There was, also, righthander Bob Walk, who was called up from the minor leagues to replace the injured Christenson in the rotation. Despite limited experience, Walk won eight of his first nine decisions and brought stability to a staggered staff.
And there was Marty Bystrom with other prospects called up from Oklahoma City, the Phils' Triple-A affiliation, on Sept. 1. Bystrom won all five of his September starts and went 20 innings before allowing a run.
The final drive, however, belonged to the veterans. McBride hit .350 and finished the season at .309 with a career-high 87 RBIs. Schmidt hit 12 home runs and drove in 23 runs. Bowa hit .272 and Trillo emerged from a 3-for-59 slump to hit .317 over the final 15 games en route to a career-high .292 average.
Luzinski, restored to the lineup in August, struggled at the plate. Nevertheless, he delivered clutch hits that tied games, won them, and put the Phillies in the lead.
McGraw was nothing short of awesome, going 5-0 with five saves and a 0.33 ERA. After the All-Star break, McGraw allowed only three earned runs. An incredible figure in September, he permitted one.
Overall, the Phillies were 23-10 from Sept. 1- Oct. 4. They went 12-3 in one-run games, 5-0 in extra innings.
"We played," said Green, "one of the greatest Septembers in history. Talk about playing with your backs to the wall. Our backs were to the wall almost the entire month. We had to win almost every time we went out there."
They had to win two of three games in their final climatic series of the season at Montreal. Earlier in that last week, Green had benched Luzinski, Boone and Maddox in an offensive shakeup.
The move created serious controversy. Bowa publicly criticized the move. Maddox suddenly remembered a finger injury. Green accused some of his players, again, of not wanting to win.
Yet, the Phillies took the first game, 2-1, when Schmidt homered and hit a sacrifice fly. McGraw saved it for Ruthven by striking out five of six batters.
The second game was straight out of Ripley. The Phillies fell behind early, 2-0, scratched out a run then went ahead, 3-2, in the seventh on a two-run single by Luzinski.
In the same inning, Trillo dropped a pop up- one of five Phillies errors- to gift wrap two unearned runs for the Expos.

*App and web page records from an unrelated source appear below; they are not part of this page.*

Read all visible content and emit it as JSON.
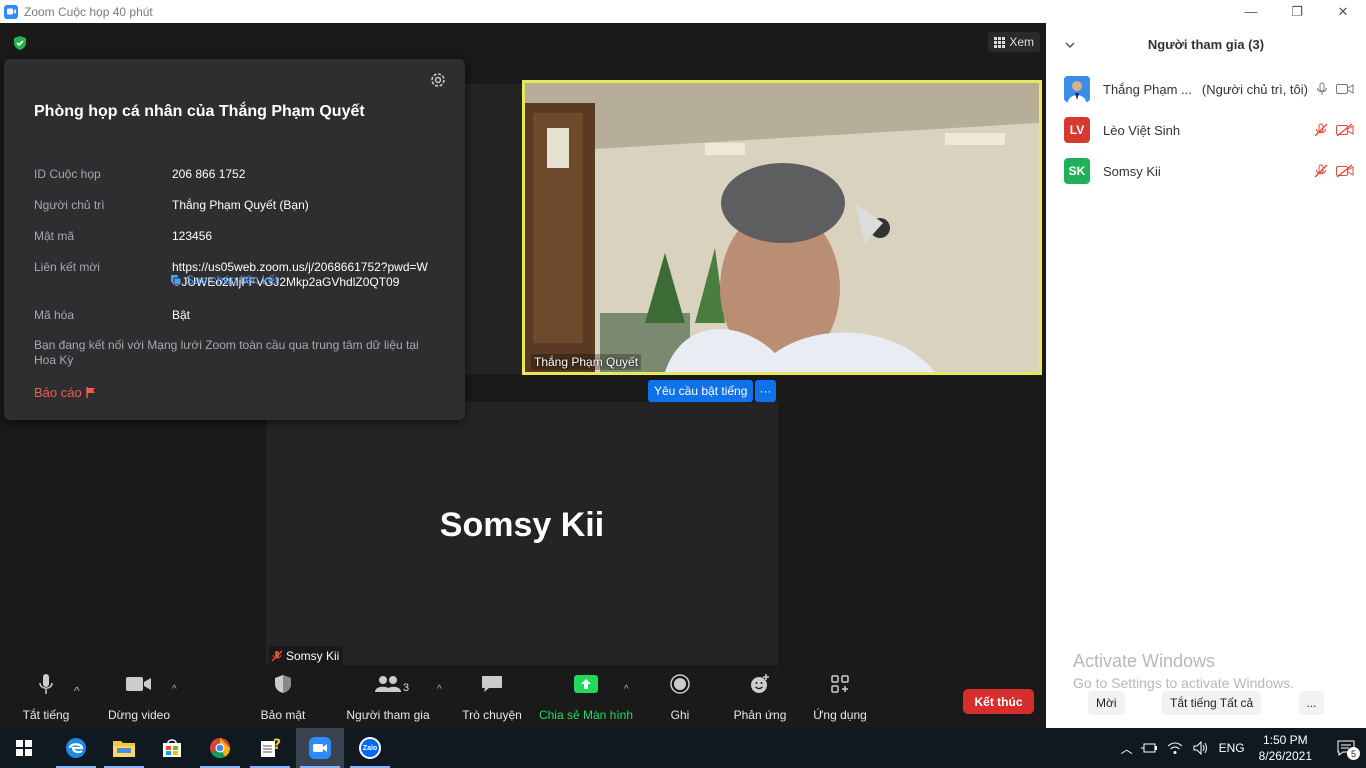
{
  "window": {
    "title": "Zoom Cuộc họp 40 phút",
    "controls": [
      "—",
      "❐",
      "✕"
    ]
  },
  "topbar": {
    "view_label": "Xem"
  },
  "info_popup": {
    "title": "Phòng họp cá nhân của Thắng Phạm Quyết",
    "rows": [
      {
        "label": "ID Cuộc họp",
        "value": "206 866 1752"
      },
      {
        "label": "Người chủ trì",
        "value": "Thắng Phạm Quyết (Bạn)"
      },
      {
        "label": "Mật mã",
        "value": "123456"
      },
      {
        "label": "Liên kết mời",
        "value": "https://us05web.zoom.us/j/2068661752?pwd=WGJUWEo2MjFFVGJ2Mkp2aGVhdlZ0QT09"
      },
      {
        "label": "Mã hóa",
        "value": "Bật"
      }
    ],
    "copy_link": "Sao chép liên kết",
    "note": "Bạn đang kết nối với Mạng lưới Zoom toàn cầu qua trung tâm dữ liệu tại Hoa Kỳ",
    "report": "Báo cáo"
  },
  "video": {
    "active_speaker_name": "Thắng Phạm Quyết",
    "unmute_request": "Yêu cầu bật tiếng",
    "more": "···",
    "somsy_big": "Somsy Kii",
    "somsy_small": "Somsy Kii"
  },
  "toolbar": {
    "mute": "Tắt tiếng",
    "stop_video": "Dừng video",
    "security": "Bảo mật",
    "participants": "Người tham gia",
    "participants_count": "3",
    "chat": "Trò chuyện",
    "share": "Chia sẻ Màn hình",
    "record": "Ghi",
    "reactions": "Phản ứng",
    "apps": "Ứng dụng",
    "end": "Kết thúc",
    "caret": "^"
  },
  "panel": {
    "header": "Người tham gia (3)",
    "participants": [
      {
        "name": "Thắng Phạm ...",
        "role": "(Người chủ trì, tôi)",
        "initials": "",
        "color": "#2d8cff",
        "muted": false
      },
      {
        "name": "Lèo Việt Sinh",
        "role": "",
        "initials": "LV",
        "color": "#d63a2e",
        "muted": true
      },
      {
        "name": "Somsy Kii",
        "role": "",
        "initials": "SK",
        "color": "#1fb15a",
        "muted": true
      }
    ],
    "watermark_title": "Activate Windows",
    "watermark_sub": "Go to Settings to activate Windows.",
    "invite": "Mời",
    "mute_all": "Tắt tiếng Tất cả",
    "more": "..."
  },
  "taskbar": {
    "lang": "ENG",
    "time": "1:50 PM",
    "date": "8/26/2021",
    "notifications": "5",
    "zalo": "Zalo"
  },
  "colors": {
    "accent": "#0e72ed",
    "end": "#d62d2d",
    "share": "#23d959",
    "speaker_border": "#e7e95a"
  }
}
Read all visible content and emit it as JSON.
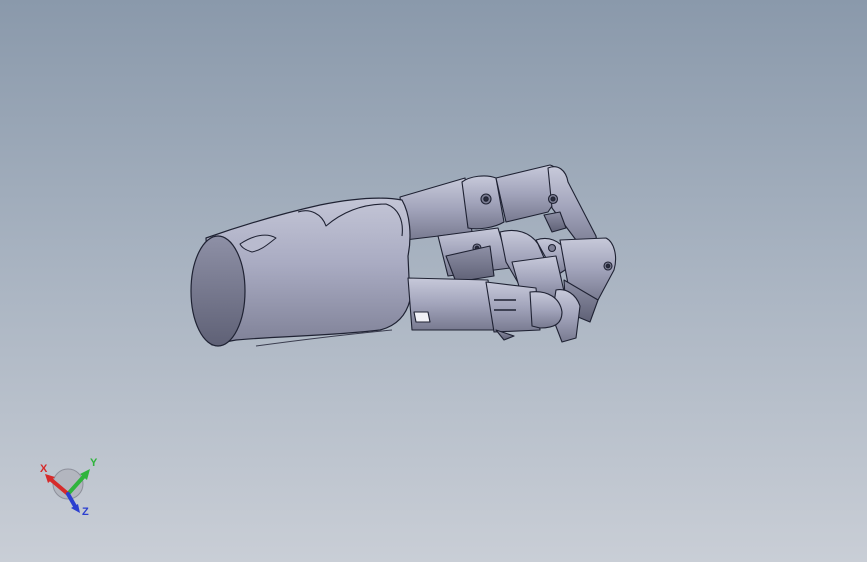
{
  "viewport": {
    "background_top": "#8a99ab",
    "background_bottom": "#c9ced6",
    "model_color": "#a9abc2",
    "edge_color": "#1f2233"
  },
  "triad": {
    "x_label": "X",
    "y_label": "Y",
    "z_label": "Z",
    "x_color": "#d62a2a",
    "y_color": "#2fb43c",
    "z_color": "#2b3fd0"
  }
}
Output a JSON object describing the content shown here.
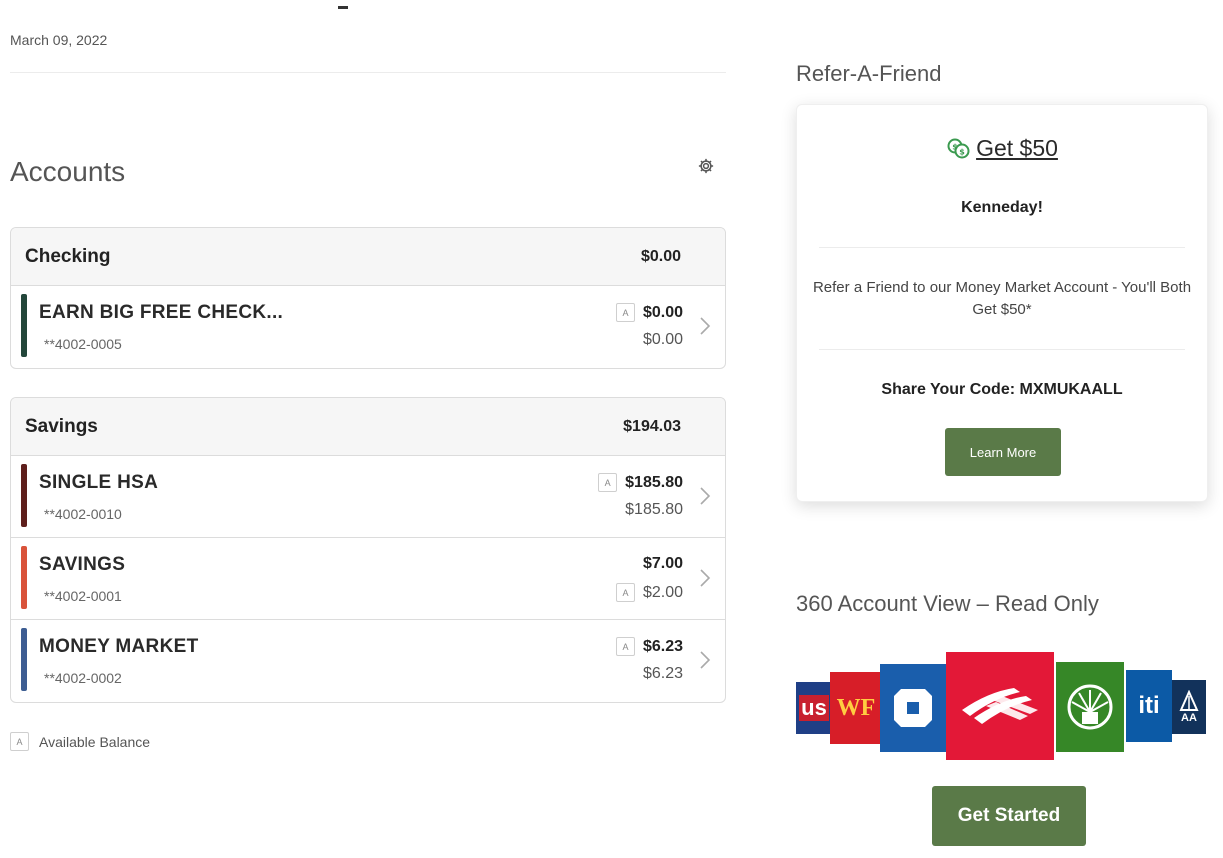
{
  "header": {
    "date": "March 09, 2022"
  },
  "accounts": {
    "title": "Accounts",
    "groups": [
      {
        "name": "Checking",
        "total": "$0.00",
        "items": [
          {
            "name": "EARN BIG FREE CHECK...",
            "number": "**4002-0005",
            "line1": "$0.00",
            "line2": "$0.00",
            "badge_on": "line1",
            "color": "#23463a"
          }
        ]
      },
      {
        "name": "Savings",
        "total": "$194.03",
        "items": [
          {
            "name": "SINGLE HSA",
            "number": "**4002-0010",
            "line1": "$185.80",
            "line2": "$185.80",
            "badge_on": "line1",
            "color": "#5e1f1c"
          },
          {
            "name": "SAVINGS",
            "number": "**4002-0001",
            "line1": "$7.00",
            "line2": "$2.00",
            "badge_on": "line2",
            "color": "#d9533a"
          },
          {
            "name": "MONEY MARKET",
            "number": "**4002-0002",
            "line1": "$6.23",
            "line2": "$6.23",
            "badge_on": "line1",
            "color": "#3d5d92"
          }
        ]
      }
    ],
    "badge_letter": "A",
    "legend": "Available Balance"
  },
  "refer": {
    "section_title": "Refer-A-Friend",
    "get_link": "Get $50",
    "name": "Kenneday!",
    "description": "Refer a Friend to our Money Market Account - You'll Both Get $50*",
    "code": "Share Your Code: MXMUKAALL",
    "button": "Learn More"
  },
  "view360": {
    "title": "360 Account View – Read Only",
    "logo_texts": {
      "usbank": "us",
      "wellsfargo": "WF",
      "citi": "iti",
      "usaa": "AA"
    },
    "button": "Get Started"
  },
  "colors": {
    "accent_green": "#5a7a48",
    "money_icon": "#3b9a4f"
  }
}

But Boone tied it with two out in the ninth, then Schmidt rapped his 48th home run- a major league record for third baseman- in the 11th to clinch it.
Afterward, Schmidt, who finished the year with 121 RBIs, acknowledged that a division title was not enough. "There's a bigger hill for us to climb," he said.
Added Boone, "We through it all never lost sight of the ultimate goal, found a simile in that bizarre final game.
"This game was like the season," he said. "It didn't look like we were going to win it because we didn't do the things we're capable of doing. We didn't do it very well until it got to the end. That's when we did it. That's the bottom line."
Indeed, the Phillies had to reach the top to get to the bottom. That may be contradictory, but it is true of this particular Phillies team, a team of paradox.